Match the string "label" against each line below, and copy every line that matches.

App and web page records:
Start of Block

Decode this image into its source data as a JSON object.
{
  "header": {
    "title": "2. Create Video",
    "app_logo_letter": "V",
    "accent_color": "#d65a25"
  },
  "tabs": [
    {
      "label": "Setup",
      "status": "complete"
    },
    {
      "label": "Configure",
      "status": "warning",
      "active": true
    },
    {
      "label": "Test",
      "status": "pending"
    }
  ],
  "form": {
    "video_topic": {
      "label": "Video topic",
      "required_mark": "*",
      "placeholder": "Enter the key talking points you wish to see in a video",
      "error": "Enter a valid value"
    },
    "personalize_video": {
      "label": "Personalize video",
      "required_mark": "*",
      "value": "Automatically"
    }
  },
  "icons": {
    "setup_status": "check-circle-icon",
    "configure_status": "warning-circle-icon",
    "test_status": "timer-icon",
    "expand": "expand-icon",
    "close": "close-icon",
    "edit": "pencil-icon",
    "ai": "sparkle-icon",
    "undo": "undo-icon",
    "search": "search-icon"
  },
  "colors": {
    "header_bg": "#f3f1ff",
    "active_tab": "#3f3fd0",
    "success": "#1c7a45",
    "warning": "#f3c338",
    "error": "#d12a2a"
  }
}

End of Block

*RESPONSE TO THIS EXERCISE*
      "label": "Setup",
      "label": "Configure",
      "label": "Test",
      "label": "Video topic",
      "label": "Personalize video",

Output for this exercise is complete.